Edgy, well-drawn characters compete in a grisly world you just know is real.

Rating: First rate!

Where To Buy:

Click here for Amazon USA

Click here for Amazon UK

   Walk A Narrow Mile by Faith Martin
Review by Ben Morris…

An effective police procedural, with its eyes firmly on the story. You know there will be a twist, and there is.Ex-DI Hillary Greene has returned to the Thames Valley force as a civilian consultant with the cold cases team. Her own recent encounter with a stalker seems to be tied to three unsolved missing persons cases, all women. She fears the worst and so do we; the game of cat and mouse begins.

Set in Morse country, Faith Martin doesn’t always avoid cliché, and the walk-ons tend to central casting, but I liked DI Greene. It’s refreshing to find a cop, and a woman at that, of a certain age, and it’s enjoyably frank (though always discreet) about her feelings for the younger colleague she is seeing.

The story builds and holds the tension, and it made me want to keep reading, which is always the bottom line.

A book to feed the habit, in other words; a good read for the train, Tube, or getaway flight, for which Kindle and friends are perfect.

Rating: An excellent read

Where To Buy:

Click here for Amazon USA

Click here for Amazon UK

   Sacrifice by Max Kinnings
Review by Sophie Scott …

An English banker’s mansion is his fortress, right?The second book in a series featuring blind hostage negotiator, Ed Mallory.
It’s Christmas Day and the only thing disgraced hedge fund manager Graham Poynter can celebrate is that he and his family are beyond reach of the baying media, safely barricaded into their Belgravia home.
Eighteen months have passed since BAPTISM’s murder on the underground, and Ed Mallory has left the force to earn a living as a freelance negotiator but finds himself more frequently called to the business lecture circuit than a hostage situation. With a recently failed negotiation behind him and feeling marginalized by ‘his new role as a consultant’, Ed’s paranoia and confidence are at an almost lifetime low when he is faced with a hostage-taker without apparent motive, with whom it’s ‘like talking to a colleague’.
In a short and deadly opening chapter, Kinnings shunts the reader immediately into the action, before teasing out the suspense, turning back the ticking clock of the narrative by four meticulously illustrated hours from this first death. Exploring the nature of privilege and greed, Kinnings does a convincing job of creating swift but rounded psychological profiles, in particular of the family taken hostage and their captor, who is the most appealing and likeable of them all. Kinnings continues to make beautiful use of Mallory’s four remaining senses to describe and interpret his surroundings. He manoeuvres the reader into and outside his characters’ heads, constantly playing with the perspective and making reading joyfully compulsive. Hence, as Graham Poynter stands at the edge of his roof feeling like a rock star ‘holding the attention of the crowd’ with ‘a new sense of freedom’, the police observe with simple horror that Poynter ‘nearly fell again’.
Though it lacks the gloriously personal connection of BAPTISM (where the use of public transport and random victims gave the narrative an Everyman possibility) this is another deftly crafted, page-turning thriller. The novel won’t make your heart palpitate with the fearful prospect that this could happen to you, which was part of the brilliance of Kinnings’ first novel. However, for all that the characters are vivid and varied, by riffing on their human greed for excitement, for risk and power, Kinnings explores how closely they resemble one another better to divine the difference between victim and criminal.

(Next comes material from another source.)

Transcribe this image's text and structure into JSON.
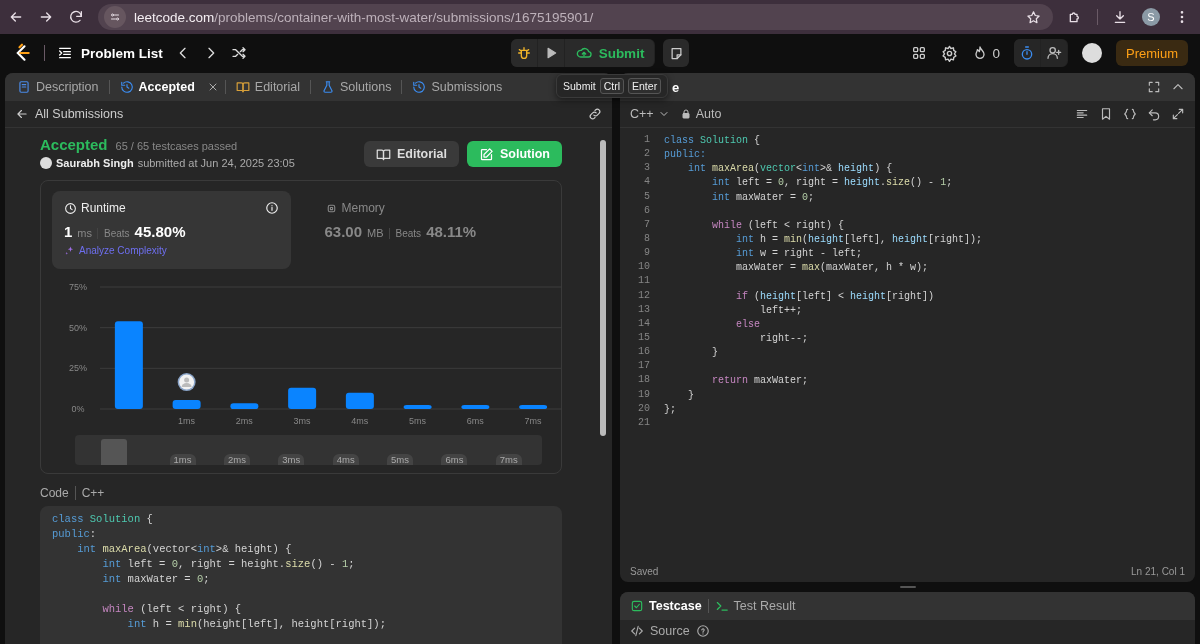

Rating: The second compelling and topical page-turner from an author who knows what he’s doing.

Where To Buy:

Click here for Amazon USA

Click here for Amazon UK